[[ SUPPLIED ENTRIES, beginning ]]

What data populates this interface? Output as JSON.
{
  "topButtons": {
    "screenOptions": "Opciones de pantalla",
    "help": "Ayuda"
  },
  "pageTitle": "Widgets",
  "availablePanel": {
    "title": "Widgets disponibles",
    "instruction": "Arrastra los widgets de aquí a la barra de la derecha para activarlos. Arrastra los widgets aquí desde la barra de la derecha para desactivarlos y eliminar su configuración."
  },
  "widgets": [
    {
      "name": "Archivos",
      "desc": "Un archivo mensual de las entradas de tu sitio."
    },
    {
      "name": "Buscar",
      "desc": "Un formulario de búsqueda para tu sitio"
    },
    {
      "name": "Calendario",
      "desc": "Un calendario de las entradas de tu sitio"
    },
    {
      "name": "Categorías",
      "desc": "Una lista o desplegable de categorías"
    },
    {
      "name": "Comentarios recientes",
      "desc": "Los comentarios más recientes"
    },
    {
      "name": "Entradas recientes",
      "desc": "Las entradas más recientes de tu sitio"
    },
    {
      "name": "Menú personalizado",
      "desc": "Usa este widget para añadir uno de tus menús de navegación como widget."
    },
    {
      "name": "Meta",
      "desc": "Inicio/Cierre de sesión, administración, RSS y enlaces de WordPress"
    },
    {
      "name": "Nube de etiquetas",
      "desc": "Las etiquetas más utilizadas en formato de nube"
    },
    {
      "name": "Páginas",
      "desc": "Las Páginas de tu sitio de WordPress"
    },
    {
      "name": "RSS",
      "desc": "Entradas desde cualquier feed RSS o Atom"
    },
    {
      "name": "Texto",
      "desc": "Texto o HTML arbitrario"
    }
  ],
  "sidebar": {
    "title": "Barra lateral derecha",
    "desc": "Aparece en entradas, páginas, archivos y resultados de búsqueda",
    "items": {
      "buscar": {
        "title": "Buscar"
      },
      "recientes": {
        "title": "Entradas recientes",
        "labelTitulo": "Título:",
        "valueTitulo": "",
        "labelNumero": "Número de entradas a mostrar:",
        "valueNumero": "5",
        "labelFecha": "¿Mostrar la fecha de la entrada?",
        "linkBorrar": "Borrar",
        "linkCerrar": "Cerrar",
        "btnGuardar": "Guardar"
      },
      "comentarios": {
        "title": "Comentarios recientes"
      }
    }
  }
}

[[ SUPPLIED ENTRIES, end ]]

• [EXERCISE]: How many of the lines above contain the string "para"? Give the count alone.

• [PROBLEM SOLUTION]: 3